Elly Bangs’ Unity is a novel dealing with I, a cyberpunk of possibly post cyberpunk world. There are cybernetic enhancements, data uploads, terrifying weapons and a variety of other problems. One of the greatest threats in this society is nanotechnology, already seen as an apocalyptic risk. Indeed as the story opens, a war seems very near, one of a string of apocolypses.
There are about four points of view that dominate the text of Unity, although given the concepts of gestalt consciousness and technological advancement, even that is somewhat questionable.
I, Danae, Alexei, and Borrower represent the primary point of vies in this particular volume.
I is an unusual figure, one whom represents some degree of disconnect, very clear memories from varied times and places which do not always clearly matchup. What exactly this point of view is becomes clear as the narrative progresses, and it is one of two very interesting choices made in the use of first person point of view.
Danae is the second the reader will meet, in a quick move. There is some discussion going on between Danae and another viewpoint character Naoto in which many details of the situation are framed, including Danae’s need to be smuggled out of the area, a place called Bloom City. There is clearly something beyond the normal about the young woman, from a very strange set of ethics to a mission to go home while sure she cannot ever be welcome.
Naoto is a young man very much in live with Danae, whom knows more about her than many do while also clearly not even beginning to understand the exact nature of what he knows. He is an artist, a frustrated pluralist in a somewhat closed habitat, and for all the excuses he makes Danae is clearly his world. While not given his own point of views sections, the depiction of him from an opponent of other characters is fairly uniform.
Alexei is a hardened soldier, a former child soldier. He also has a death wish, performing mercenary duties in a strange effort to die. He is businesslike, loyal, and has an associate on comms trying to help. He is also the figure Danae hires to help her out of Bloom city and instead towards her old home in a place in what we now think of as Arizona.
One point of view comes from the Borrower, and it is without a doubt the other extremely unusual point of view. The initial appearance gives the reader an understanding that this is an outsider of some sort, and as the section it seems like it will be a relatively short one. This figure is looking forward to being allowed to die, and is clearly working very hard to hunt someone down. The way that later sections follow this point of view is most unusual, and allows a forking if the ideas from Danae’s life and I’s point of view.

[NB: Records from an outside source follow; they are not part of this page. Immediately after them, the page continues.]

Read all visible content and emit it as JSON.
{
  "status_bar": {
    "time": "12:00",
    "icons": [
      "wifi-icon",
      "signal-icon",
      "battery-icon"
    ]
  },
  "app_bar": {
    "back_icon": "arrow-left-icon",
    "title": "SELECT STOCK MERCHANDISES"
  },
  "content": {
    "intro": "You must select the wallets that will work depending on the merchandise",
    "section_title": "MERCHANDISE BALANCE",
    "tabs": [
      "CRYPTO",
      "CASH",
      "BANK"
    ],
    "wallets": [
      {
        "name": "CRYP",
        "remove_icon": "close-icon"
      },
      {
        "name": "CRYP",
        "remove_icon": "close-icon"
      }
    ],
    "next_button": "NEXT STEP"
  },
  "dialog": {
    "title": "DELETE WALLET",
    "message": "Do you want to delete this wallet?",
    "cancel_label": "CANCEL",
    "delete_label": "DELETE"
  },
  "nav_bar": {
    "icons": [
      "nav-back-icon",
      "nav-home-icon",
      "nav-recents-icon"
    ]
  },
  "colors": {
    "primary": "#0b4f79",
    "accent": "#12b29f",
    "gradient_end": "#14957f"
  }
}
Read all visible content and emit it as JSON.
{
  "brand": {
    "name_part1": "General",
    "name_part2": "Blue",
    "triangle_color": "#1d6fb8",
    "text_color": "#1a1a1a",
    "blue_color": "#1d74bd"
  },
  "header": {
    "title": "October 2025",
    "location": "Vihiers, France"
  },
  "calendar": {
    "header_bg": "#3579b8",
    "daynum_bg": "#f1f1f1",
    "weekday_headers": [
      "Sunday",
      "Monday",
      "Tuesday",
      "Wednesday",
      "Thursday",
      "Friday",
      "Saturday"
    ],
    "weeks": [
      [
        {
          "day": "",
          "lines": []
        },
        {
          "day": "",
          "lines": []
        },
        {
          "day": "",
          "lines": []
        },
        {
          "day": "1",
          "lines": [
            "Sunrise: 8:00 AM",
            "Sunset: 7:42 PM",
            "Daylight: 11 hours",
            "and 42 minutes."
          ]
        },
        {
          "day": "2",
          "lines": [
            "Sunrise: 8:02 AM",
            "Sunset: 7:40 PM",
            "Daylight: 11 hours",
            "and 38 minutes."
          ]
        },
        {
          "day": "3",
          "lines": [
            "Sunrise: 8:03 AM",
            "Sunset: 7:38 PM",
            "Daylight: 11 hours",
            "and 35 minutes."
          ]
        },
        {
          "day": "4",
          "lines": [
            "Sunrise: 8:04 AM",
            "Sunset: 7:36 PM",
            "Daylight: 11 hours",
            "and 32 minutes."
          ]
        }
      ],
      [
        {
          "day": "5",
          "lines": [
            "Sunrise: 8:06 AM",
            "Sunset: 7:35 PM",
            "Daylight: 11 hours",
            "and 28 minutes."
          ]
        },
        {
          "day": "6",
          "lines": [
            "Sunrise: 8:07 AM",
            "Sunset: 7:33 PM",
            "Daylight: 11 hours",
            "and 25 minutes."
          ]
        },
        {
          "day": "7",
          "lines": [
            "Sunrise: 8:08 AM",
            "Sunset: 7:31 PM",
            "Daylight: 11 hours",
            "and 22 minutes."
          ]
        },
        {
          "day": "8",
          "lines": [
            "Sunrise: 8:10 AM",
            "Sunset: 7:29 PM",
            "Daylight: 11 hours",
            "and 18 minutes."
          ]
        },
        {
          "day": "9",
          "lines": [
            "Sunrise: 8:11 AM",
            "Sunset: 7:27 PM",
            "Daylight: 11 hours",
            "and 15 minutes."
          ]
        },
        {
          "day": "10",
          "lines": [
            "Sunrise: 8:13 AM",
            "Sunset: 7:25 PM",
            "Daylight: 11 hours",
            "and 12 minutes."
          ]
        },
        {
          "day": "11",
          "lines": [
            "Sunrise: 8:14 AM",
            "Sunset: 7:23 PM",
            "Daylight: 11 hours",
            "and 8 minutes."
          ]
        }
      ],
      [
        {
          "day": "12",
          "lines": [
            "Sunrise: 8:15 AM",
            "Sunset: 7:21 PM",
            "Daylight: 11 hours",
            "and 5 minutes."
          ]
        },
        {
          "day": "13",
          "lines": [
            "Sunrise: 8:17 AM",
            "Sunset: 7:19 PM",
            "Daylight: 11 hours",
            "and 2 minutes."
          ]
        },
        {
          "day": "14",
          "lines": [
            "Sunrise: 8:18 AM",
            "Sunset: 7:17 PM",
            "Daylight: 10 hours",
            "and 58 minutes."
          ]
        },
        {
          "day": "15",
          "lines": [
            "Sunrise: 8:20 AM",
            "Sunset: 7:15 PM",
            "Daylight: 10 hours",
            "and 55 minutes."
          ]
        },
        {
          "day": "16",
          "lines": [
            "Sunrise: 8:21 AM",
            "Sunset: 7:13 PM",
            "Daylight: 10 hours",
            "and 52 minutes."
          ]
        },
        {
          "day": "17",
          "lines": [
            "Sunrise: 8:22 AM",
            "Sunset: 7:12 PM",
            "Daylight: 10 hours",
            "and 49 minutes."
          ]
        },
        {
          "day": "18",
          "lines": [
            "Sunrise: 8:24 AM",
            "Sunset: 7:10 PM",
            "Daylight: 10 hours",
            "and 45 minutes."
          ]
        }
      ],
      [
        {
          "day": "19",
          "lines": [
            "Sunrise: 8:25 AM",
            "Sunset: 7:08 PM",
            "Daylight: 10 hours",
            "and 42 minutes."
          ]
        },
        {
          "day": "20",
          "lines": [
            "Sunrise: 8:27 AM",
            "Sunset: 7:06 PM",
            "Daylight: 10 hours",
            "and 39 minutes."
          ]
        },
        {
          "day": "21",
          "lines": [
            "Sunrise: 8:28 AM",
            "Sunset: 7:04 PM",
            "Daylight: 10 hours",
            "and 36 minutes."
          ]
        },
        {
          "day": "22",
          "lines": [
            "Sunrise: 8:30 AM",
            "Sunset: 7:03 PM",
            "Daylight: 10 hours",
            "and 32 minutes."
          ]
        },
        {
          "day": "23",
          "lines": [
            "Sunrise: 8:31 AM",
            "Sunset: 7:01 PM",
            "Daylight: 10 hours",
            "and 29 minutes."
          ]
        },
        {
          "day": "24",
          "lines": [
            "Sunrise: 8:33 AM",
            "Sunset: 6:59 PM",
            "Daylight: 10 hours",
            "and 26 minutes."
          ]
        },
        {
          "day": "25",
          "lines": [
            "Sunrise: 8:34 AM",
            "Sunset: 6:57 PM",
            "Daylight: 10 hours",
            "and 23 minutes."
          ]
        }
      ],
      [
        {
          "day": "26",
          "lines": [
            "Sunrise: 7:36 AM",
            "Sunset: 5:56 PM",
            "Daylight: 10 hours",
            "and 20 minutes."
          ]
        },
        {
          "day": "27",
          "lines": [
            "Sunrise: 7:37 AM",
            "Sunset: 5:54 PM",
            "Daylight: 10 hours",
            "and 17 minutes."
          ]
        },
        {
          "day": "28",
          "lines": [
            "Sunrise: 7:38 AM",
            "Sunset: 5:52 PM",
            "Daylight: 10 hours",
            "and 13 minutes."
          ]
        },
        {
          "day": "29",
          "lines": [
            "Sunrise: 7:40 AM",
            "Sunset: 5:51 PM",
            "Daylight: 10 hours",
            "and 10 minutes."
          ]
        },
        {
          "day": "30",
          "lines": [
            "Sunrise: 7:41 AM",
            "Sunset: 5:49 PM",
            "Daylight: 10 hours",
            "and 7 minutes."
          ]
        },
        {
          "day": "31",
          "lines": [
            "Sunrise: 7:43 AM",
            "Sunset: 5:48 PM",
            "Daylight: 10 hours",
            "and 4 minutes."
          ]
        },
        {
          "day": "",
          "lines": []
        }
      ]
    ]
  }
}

This volume is pitched as friendly to queer audiences and readers. While such bigotry is depicted as negative, the discussions of gender diversity are relatively brief, do when they appear they are of course interest and inclusive. Further, the romantic relationships which appear are heterosexual. They are well depicted, however it is an odd thing in a book pitched in this fashion.
Elly Bangs’ Unity is a fascinating little novel, filled with unexpected turns and twists to a set of concepts that are extremely familiar to a scifi reader. The concepts explored here have been touched on before, however the writer’s style does a great deal to remind the reader that individual point of view is important, even when combined with others.